**Problem statement**. Below this line is a set of entries; quote exactly the lines from the line that contains "Decode this image" to the line that contains "Give me the", both lines included.

Items from an interface collection:

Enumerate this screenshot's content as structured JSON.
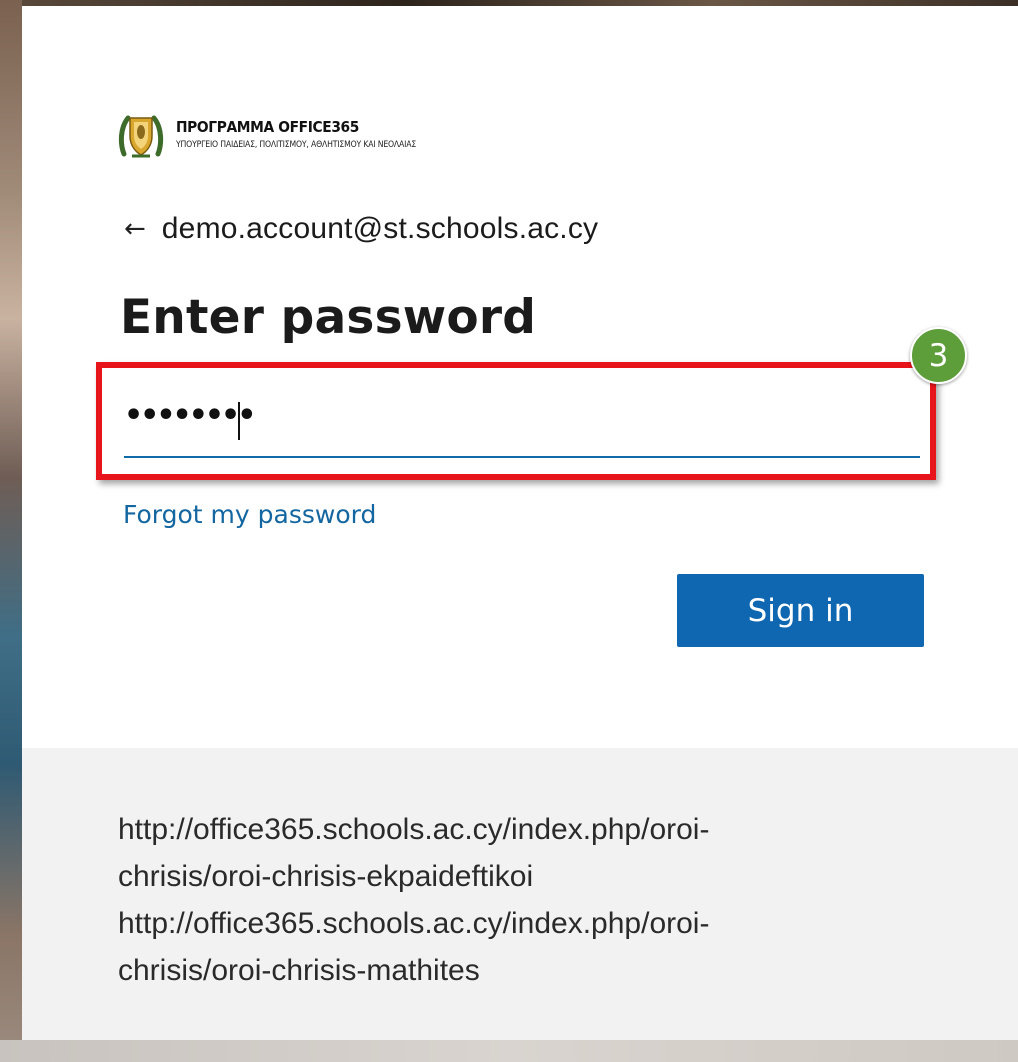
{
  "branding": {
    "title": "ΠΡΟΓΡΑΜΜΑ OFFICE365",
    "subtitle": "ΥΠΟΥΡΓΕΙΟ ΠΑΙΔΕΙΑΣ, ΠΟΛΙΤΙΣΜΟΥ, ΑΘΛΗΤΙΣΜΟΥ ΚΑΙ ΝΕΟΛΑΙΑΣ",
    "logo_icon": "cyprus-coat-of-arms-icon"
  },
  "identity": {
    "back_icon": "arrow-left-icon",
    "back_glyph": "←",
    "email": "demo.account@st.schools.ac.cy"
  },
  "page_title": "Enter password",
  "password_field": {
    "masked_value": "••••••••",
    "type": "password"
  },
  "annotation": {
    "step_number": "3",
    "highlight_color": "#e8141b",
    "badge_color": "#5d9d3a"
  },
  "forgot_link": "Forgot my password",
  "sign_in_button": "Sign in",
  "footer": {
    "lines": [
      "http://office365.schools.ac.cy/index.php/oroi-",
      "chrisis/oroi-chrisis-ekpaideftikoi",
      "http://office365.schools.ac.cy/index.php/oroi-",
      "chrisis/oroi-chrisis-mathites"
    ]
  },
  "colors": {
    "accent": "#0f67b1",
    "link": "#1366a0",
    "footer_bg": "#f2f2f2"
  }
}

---

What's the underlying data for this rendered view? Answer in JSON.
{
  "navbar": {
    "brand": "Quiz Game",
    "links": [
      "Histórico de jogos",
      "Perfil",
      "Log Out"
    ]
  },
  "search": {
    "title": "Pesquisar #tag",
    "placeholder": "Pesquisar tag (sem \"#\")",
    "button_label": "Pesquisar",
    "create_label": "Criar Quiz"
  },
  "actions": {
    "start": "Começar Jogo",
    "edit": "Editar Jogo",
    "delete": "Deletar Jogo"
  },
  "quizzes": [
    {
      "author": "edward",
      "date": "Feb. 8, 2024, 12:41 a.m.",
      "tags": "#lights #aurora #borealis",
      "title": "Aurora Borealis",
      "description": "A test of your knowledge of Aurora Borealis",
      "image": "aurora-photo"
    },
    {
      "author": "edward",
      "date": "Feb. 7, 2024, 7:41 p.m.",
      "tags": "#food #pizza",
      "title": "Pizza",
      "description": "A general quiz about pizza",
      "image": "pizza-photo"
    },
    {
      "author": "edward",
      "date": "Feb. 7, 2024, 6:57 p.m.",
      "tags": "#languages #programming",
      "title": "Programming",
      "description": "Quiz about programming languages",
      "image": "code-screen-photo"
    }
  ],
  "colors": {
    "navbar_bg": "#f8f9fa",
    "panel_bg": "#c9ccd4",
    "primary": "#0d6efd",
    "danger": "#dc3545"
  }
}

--

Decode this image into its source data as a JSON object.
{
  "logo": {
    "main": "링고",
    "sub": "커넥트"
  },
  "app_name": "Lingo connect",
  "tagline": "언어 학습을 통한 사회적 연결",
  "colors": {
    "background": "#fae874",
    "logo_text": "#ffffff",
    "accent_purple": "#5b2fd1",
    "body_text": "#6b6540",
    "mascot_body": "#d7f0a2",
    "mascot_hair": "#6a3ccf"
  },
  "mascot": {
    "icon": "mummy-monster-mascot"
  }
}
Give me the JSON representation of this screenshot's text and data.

**Answer to this problem**.
Decode this image into its source data as a JSON object.
{
  "logo": {
    "main": "링고",
    "sub": "커넥트"
  },
  "app_name": "Lingo connect",
  "tagline": "언어 학습을 통한 사회적 연결",
  "colors": {
    "background": "#fae874",
    "logo_text": "#ffffff",
    "accent_purple": "#5b2fd1",
    "body_text": "#6b6540",
    "mascot_body": "#d7f0a2",
    "mascot_hair": "#6a3ccf"
  },
  "mascot": {
    "icon": "mummy-monster-mascot"
  }
}
Give me the JSON representation of this screenshot's text and data.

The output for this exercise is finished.